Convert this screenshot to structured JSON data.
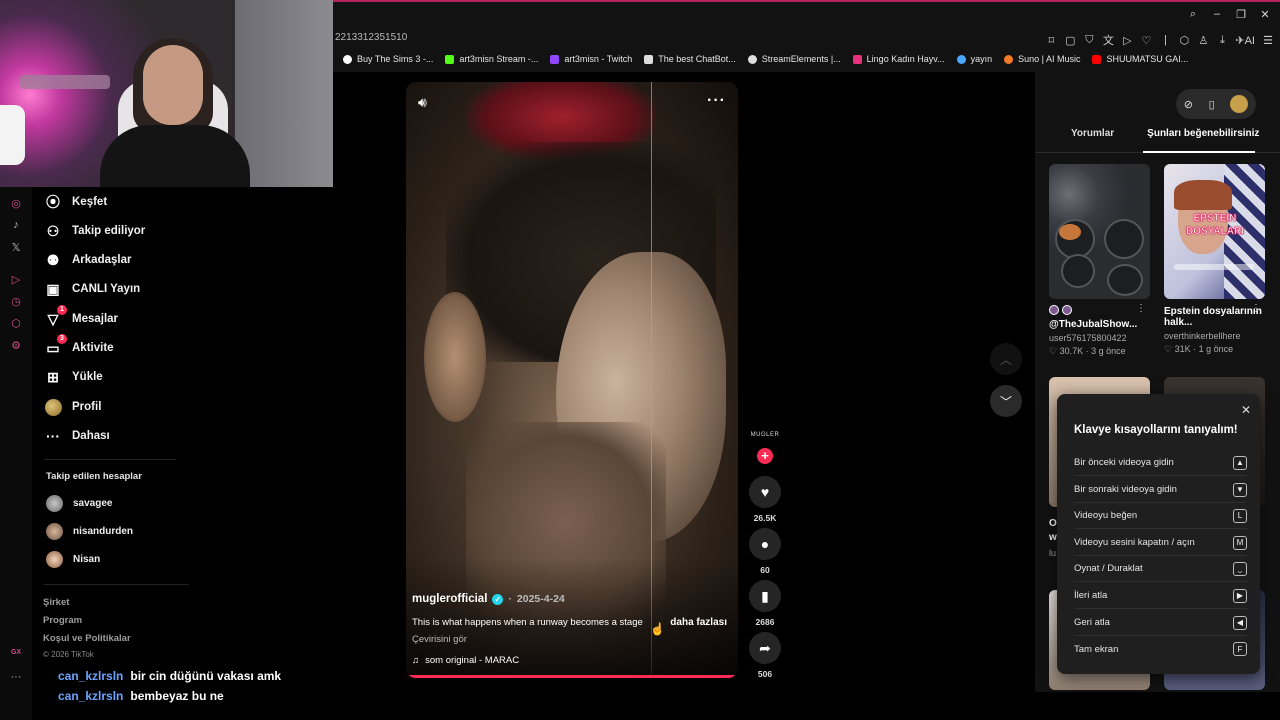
{
  "browser": {
    "url_fragment": "2213312351510",
    "bookmarks": [
      {
        "label": "Buy The Sims 3 -...",
        "color": "#ffffff"
      },
      {
        "label": "art3misn Stream -...",
        "color": "#53fc18"
      },
      {
        "label": "art3misn - Twitch",
        "color": "#9146ff"
      },
      {
        "label": "The best ChatBot...",
        "color": "#dddddd"
      },
      {
        "label": "StreamElements |...",
        "color": "#dddddd"
      },
      {
        "label": "Lingo Kadın Hayv...",
        "color": "#e8317a"
      },
      {
        "label": "yayın",
        "color": "#4aa8ff"
      },
      {
        "label": "Suno | AI Music",
        "color": "#f07a28"
      },
      {
        "label": "SHUUMATSU GAI...",
        "color": "#ff0000"
      }
    ]
  },
  "sidebar": {
    "nav": [
      {
        "label": "Keşfet",
        "icon": "compass-icon",
        "glyph": "⦿"
      },
      {
        "label": "Takip ediliyor",
        "icon": "user-follow-icon",
        "glyph": "👤"
      },
      {
        "label": "Arkadaşlar",
        "icon": "friends-icon",
        "glyph": "👥"
      },
      {
        "label": "CANLI Yayın",
        "icon": "live-icon",
        "glyph": "▣"
      },
      {
        "label": "Mesajlar",
        "icon": "messages-icon",
        "glyph": "✉",
        "badge": "1"
      },
      {
        "label": "Aktivite",
        "icon": "activity-icon",
        "glyph": "▭",
        "badge": "3"
      },
      {
        "label": "Yükle",
        "icon": "upload-icon",
        "glyph": "⊞"
      },
      {
        "label": "Profil",
        "icon": "profile-avatar",
        "glyph": ""
      },
      {
        "label": "Dahası",
        "icon": "more-icon",
        "glyph": "···"
      }
    ],
    "following_title": "Takip edilen hesaplar",
    "following": [
      {
        "name": "savagee"
      },
      {
        "name": "nisandurden"
      },
      {
        "name": "Nisan"
      }
    ],
    "footer": {
      "company": "Şirket",
      "program": "Program",
      "terms": "Koşul ve Politikalar",
      "copyright": "© 2026 TikTok"
    }
  },
  "chat": [
    {
      "user": "can_kzlrsln",
      "message": "bir cin düğünü vakası amk"
    },
    {
      "user": "can_kzlrsln",
      "message": "bembeyaz bu ne"
    }
  ],
  "video": {
    "author": "muglerofficial",
    "date": "2025-4-24",
    "description": "This is what happens when a runway becomes a stage",
    "more": "daha fazlası",
    "translate": "Çevirisini gör",
    "music": "som original - MARAC",
    "progress": 0.99,
    "brand": "MUGLER"
  },
  "actions": {
    "likes": "26.5K",
    "comments": "60",
    "saves": "2686",
    "shares": "506"
  },
  "right_panel": {
    "tabs": [
      "Yorumlar",
      "Şunları beğenebilirsiniz"
    ],
    "cards": [
      {
        "author": "@TheJubalShow...",
        "user": "user576175800422",
        "likes": "30.7K",
        "time": "3 g önce"
      },
      {
        "author": "Epstein dosyalarının halk...",
        "user": "overthinkerbellhere",
        "likes": "31K",
        "time": "1 g önce",
        "overlay": "EPSTEIN DOSYALARI"
      }
    ],
    "partial_texts": [
      "O",
      "w",
      "lu"
    ]
  },
  "shortcuts": {
    "title": "Klavye kısayollarını tanıyalım!",
    "items": [
      {
        "label": "Bir önceki videoya gidin",
        "key": "▲"
      },
      {
        "label": "Bir sonraki videoya gidin",
        "key": "▼"
      },
      {
        "label": "Videoyu beğen",
        "key": "L"
      },
      {
        "label": "Videoyu sesini kapatın / açın",
        "key": "M"
      },
      {
        "label": "Oynat / Duraklat",
        "key": "⎵"
      },
      {
        "label": "İleri atla",
        "key": "▶"
      },
      {
        "label": "Geri atla",
        "key": "◀"
      },
      {
        "label": "Tam ekran",
        "key": "F"
      }
    ]
  }
}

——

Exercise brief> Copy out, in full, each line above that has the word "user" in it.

Exercise output>
        "icon": "user-follow-icon",
      "user": "can_kzlrsln",
      "user": "can_kzlrsln",
        "user": "user576175800422",
        "user": "overthinkerbellhere",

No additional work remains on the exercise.